Areas of Seward were hit with severe flooding as heavy rain and high winds moved through the area over the weekend.
“Seward experiences a lot of flooding events, especially this time of year, but this one has come on fast and has led to water levels higher than we’ve seen in recent memory,” Dan Nelson, emergency manager for the Kenai Peninsula Borough, said.
Heavy equipment operators spent Friday and Saturday repairing the berms along Sawmill Creek, Salmon Creek, Lost Creek, Japanese Creek and Kwechak Creek, which had been damaged or washed away as a result of the rising waters, Nelson said.
In a video posted to the KPB Alerts Facebook page at 1:20 p.m. Saturday, Bud Sexton with the Office of Emergency Management showed the extent of the flooding that occurred at Kwechak Creek, which prompted OEM to put residents of Bruno Road into “ready status,” preparing them for potential evacuation.
“If you take a look at this levee system right here, this, to give you a perspective, was about 25 feet wide this same time yesterday,” Sexton said in the video. “And it was taller than I am right here. So that’s how much sediment was washed out from late yesterday (Friday) overnight.”
The rain did not let up on Saturday, which Nelson said makes the job of the heavy equipment operators more difficult.
“The frustrating thing is losing all the work that you’ve done overnight,” Nelson. “You can come back to an area in the morning that you spent the whole day repairing, and it’s like you didn’t do any work at all.”

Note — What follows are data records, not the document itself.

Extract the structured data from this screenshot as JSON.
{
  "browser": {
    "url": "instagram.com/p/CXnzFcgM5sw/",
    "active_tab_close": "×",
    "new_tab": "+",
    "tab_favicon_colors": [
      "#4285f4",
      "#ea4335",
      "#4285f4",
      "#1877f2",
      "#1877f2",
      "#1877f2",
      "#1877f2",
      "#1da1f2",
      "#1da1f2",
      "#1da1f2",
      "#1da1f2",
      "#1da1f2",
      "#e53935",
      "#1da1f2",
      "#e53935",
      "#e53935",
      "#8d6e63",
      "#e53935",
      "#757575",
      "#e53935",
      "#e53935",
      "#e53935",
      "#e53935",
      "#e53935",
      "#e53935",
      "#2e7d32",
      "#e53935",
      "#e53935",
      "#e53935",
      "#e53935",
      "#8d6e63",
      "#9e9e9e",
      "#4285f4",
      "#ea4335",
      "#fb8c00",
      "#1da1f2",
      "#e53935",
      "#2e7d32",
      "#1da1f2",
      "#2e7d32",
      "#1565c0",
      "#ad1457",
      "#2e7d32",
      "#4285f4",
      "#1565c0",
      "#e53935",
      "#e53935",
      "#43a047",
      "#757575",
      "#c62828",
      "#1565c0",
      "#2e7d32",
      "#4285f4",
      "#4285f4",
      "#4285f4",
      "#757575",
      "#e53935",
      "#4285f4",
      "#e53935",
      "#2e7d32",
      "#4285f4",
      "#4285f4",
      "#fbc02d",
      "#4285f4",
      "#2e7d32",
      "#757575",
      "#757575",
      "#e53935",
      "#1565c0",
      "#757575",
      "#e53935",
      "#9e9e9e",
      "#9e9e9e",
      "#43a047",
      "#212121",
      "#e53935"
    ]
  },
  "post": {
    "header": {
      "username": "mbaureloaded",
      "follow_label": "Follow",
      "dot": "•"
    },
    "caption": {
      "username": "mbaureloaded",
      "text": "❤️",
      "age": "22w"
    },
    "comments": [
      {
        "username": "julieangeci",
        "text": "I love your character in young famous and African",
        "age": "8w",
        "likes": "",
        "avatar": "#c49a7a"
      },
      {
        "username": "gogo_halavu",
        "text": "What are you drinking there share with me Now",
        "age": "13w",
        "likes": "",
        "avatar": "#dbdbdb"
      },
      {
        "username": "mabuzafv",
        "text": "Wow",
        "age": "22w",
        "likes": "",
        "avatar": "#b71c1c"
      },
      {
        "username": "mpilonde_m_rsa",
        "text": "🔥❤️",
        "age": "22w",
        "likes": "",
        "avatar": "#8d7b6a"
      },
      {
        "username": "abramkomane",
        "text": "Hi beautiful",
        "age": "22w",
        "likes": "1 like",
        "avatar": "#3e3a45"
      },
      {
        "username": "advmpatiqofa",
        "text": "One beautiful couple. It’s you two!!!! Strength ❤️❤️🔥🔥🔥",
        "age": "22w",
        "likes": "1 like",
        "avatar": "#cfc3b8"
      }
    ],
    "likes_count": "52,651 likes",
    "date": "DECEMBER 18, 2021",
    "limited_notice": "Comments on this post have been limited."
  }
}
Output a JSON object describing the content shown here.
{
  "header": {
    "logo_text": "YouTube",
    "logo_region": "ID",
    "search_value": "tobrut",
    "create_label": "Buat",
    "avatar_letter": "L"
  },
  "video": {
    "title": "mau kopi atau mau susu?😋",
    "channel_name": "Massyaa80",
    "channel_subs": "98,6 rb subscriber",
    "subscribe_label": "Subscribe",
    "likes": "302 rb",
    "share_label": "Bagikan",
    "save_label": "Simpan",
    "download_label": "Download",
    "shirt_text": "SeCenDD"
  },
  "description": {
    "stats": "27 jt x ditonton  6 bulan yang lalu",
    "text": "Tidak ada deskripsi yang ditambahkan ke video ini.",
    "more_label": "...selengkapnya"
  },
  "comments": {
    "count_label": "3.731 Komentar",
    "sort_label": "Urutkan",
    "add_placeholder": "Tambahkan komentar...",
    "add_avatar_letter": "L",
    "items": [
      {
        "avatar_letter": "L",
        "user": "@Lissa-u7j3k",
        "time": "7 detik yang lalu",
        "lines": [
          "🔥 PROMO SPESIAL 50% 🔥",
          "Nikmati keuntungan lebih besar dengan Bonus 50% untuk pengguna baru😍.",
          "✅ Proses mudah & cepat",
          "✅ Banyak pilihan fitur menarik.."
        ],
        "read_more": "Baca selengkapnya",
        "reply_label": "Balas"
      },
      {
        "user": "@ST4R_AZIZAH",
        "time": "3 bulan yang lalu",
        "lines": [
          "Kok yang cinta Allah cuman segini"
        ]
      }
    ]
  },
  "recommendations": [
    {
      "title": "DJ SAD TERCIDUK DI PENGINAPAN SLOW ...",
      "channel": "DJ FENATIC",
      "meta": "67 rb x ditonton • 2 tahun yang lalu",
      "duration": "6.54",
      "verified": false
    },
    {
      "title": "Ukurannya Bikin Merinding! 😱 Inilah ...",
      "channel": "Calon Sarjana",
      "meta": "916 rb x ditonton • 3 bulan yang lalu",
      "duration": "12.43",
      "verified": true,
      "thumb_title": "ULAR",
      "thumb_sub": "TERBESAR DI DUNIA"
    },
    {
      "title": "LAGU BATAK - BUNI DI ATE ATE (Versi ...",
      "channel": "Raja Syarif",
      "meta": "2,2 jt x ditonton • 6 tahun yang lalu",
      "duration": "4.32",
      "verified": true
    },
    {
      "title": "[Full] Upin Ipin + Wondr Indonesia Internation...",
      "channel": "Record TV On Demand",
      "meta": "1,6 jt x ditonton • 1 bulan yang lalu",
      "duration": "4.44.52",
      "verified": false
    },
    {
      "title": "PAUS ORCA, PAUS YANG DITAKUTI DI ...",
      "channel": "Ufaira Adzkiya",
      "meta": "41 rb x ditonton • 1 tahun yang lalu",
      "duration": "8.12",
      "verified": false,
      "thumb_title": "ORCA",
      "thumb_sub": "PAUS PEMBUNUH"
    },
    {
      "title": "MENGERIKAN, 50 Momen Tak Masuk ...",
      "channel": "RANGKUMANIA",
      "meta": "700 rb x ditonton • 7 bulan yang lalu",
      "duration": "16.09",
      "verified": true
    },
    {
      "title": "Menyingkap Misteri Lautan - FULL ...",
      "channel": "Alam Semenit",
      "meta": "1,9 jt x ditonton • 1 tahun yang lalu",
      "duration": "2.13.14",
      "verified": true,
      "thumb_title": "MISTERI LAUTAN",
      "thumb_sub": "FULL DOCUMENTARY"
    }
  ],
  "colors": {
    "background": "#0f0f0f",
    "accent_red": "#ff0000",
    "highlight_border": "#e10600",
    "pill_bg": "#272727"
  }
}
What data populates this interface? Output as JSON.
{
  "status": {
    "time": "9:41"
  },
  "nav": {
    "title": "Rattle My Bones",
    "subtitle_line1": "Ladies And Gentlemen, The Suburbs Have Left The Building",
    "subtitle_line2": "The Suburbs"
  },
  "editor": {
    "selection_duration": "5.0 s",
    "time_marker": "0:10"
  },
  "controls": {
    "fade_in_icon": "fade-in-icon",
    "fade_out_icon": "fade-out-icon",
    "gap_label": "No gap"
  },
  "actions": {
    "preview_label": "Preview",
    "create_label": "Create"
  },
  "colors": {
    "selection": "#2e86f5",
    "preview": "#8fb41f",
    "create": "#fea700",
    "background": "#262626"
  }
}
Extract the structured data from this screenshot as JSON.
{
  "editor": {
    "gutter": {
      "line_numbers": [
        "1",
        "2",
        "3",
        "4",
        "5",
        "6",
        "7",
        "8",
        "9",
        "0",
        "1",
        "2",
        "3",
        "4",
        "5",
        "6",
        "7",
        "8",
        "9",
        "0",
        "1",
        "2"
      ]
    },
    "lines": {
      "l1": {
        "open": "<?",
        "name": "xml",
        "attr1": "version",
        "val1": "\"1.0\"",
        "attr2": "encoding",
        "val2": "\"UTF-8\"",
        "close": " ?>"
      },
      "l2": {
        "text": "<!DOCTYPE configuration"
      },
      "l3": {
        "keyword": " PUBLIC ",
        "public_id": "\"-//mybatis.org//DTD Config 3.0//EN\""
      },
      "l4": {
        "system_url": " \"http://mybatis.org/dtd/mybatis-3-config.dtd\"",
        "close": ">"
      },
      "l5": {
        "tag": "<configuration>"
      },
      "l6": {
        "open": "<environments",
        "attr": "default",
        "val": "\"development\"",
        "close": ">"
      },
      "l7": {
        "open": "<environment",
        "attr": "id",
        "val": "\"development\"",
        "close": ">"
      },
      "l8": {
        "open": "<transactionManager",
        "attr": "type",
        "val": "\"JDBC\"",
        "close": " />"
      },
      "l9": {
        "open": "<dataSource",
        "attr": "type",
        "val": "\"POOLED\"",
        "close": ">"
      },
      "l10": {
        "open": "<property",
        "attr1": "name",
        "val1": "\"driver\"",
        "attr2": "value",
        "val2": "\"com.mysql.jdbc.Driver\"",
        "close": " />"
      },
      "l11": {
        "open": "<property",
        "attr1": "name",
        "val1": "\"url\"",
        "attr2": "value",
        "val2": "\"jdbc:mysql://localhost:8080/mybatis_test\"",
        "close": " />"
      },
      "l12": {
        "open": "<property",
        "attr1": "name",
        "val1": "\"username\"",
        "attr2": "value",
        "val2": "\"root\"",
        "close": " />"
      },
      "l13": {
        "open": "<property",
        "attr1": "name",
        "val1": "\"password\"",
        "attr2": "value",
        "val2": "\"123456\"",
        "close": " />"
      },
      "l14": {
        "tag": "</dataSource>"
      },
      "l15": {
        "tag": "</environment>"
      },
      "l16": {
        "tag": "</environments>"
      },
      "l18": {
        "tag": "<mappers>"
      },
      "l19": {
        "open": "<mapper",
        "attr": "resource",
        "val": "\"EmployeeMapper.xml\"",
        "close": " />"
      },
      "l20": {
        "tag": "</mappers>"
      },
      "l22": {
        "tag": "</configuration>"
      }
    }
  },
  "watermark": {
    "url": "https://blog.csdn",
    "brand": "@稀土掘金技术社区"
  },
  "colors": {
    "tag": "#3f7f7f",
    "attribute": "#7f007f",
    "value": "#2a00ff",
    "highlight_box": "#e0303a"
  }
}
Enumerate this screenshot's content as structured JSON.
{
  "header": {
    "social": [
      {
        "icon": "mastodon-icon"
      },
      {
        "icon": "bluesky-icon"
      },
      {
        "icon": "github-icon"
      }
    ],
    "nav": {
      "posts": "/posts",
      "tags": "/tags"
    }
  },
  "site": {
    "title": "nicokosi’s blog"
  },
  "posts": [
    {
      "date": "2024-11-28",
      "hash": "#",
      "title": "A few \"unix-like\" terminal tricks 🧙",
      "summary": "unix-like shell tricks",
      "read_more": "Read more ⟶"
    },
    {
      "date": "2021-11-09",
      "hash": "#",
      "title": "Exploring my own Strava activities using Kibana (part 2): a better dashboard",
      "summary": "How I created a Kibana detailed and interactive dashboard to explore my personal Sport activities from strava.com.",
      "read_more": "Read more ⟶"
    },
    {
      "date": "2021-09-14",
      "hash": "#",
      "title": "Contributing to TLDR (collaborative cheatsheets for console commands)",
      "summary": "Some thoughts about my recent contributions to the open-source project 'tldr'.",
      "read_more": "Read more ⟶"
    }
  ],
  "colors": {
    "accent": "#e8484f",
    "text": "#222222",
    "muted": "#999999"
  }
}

Seward is located in an alluvial fan, which means that gravel and sediment is constantly accumulating in the waterways as it flows down from higher altitudes. Because of this, Nelson said the main goal of the heavy equipment operators is to remove the excess sediment from the waterways while also building up the berms that are eroding as the flooding occurs.
No major damage, injuries or evacuations have been reported as of Saturday, but Nelson said that residents of Seward should be constantly monitoring conditions in their area, especially if living near a creek or body of water, and be prepared to evacuate if necessary.
“Make sure you have a full tank of gas and a bag packed,” Nelson said.
In video posted at about 5:30 p.m., Sexton provided an update from the Box Canyon.
“If you take a look around, you can see that there is still a substantial amount of water pouring through the Box Canyon area and all throughout Seward,” Sexton said. “So we continue to have heavy equipment operators all throughout the Seward area … that are really making a difference.”
Initially, the flooding caused Dieckgraeff Road — which leads to the transfer site in Seward — to be inaccessible. Dumpsters were placed in the city lot adjacent to Dieckgraeff Road on Friday. Nelson said Saturday evening that, while the road is technically open, it has sustained damage. Nelson recommended continuing to use the dumpsters in the city lot for the next few days until repairs can be made.
As of 7 p.m. Saturday, Nelson said that the water levels had begun to recede in some areas, but there was still plenty of movement happening. Additional machinery will be brought in Sunday morning to continue repair and mitigation work that Nelson said will be similar to what was done Saturday.